Record excerpts:

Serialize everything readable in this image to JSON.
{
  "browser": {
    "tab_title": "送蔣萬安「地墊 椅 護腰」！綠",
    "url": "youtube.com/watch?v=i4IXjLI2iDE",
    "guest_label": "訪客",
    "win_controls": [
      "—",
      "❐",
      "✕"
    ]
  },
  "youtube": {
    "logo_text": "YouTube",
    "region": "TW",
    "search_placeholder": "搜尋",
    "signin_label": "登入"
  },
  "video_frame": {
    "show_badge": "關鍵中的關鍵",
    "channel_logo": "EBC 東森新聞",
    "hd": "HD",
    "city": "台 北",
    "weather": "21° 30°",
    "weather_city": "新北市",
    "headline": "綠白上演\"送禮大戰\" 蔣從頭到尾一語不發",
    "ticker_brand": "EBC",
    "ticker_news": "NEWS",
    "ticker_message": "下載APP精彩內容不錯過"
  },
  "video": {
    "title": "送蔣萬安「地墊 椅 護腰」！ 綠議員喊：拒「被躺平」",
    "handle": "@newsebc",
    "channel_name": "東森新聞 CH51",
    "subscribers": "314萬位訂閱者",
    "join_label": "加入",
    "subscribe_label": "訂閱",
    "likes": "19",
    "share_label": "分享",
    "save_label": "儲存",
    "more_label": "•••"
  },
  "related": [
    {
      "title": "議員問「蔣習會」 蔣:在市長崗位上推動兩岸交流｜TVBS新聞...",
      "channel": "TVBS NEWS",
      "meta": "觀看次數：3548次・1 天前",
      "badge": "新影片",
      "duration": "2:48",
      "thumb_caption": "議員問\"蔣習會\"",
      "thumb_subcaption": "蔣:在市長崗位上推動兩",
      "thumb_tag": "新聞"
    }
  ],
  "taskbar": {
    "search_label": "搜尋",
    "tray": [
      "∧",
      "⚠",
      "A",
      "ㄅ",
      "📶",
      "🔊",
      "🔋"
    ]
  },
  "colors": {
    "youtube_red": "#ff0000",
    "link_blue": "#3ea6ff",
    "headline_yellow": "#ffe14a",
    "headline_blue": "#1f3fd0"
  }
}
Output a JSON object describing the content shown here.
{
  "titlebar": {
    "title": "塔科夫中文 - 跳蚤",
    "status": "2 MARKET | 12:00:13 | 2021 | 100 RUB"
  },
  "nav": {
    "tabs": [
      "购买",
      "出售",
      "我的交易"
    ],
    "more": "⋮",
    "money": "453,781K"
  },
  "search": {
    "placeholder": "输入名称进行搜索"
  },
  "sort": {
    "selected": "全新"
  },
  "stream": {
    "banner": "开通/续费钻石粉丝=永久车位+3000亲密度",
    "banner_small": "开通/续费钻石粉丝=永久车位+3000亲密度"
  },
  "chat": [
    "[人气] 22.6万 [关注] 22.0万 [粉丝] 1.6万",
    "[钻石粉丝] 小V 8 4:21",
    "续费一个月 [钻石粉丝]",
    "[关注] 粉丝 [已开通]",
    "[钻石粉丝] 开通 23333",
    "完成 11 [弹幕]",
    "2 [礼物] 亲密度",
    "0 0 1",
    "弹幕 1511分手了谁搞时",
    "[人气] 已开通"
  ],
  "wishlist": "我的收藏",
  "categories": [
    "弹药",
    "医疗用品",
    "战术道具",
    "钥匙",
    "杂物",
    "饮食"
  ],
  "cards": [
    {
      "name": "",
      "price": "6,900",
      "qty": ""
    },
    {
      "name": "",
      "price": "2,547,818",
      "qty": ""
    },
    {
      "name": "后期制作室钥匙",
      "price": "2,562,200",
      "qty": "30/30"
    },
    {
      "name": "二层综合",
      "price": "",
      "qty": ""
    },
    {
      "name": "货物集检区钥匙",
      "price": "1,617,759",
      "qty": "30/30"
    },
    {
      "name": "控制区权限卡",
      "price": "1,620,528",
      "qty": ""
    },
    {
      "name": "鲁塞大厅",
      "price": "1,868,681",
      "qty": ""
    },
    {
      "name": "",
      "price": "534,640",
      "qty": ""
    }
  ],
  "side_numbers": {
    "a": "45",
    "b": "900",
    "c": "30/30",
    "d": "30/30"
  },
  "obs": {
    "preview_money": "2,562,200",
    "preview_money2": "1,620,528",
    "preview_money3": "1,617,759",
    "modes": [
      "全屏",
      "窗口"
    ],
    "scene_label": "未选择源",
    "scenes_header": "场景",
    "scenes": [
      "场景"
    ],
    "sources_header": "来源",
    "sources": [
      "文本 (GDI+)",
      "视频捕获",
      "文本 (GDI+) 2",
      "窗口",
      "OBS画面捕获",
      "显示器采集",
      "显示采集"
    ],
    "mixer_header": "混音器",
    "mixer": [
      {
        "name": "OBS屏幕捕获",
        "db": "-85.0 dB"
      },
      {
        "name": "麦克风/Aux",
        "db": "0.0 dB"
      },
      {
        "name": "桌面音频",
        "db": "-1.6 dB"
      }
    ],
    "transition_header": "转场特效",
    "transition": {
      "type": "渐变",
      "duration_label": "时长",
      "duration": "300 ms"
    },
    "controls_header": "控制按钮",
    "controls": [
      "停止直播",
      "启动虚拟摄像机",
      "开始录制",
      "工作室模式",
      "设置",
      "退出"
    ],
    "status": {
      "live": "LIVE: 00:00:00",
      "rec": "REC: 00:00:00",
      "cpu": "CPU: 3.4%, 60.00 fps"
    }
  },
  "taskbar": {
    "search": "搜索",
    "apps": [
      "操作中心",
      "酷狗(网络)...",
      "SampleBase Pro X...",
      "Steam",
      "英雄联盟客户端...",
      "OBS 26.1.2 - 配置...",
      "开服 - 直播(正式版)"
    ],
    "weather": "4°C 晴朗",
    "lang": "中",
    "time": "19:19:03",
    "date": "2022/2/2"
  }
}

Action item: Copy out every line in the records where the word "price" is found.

Result of the exercise:
      "price": "6,900",
      "price": "2,547,818",
      "price": "2,562,200",
      "price": "",
      "price": "1,617,759",
      "price": "1,620,528",
      "price": "1,868,681",
      "price": "534,640",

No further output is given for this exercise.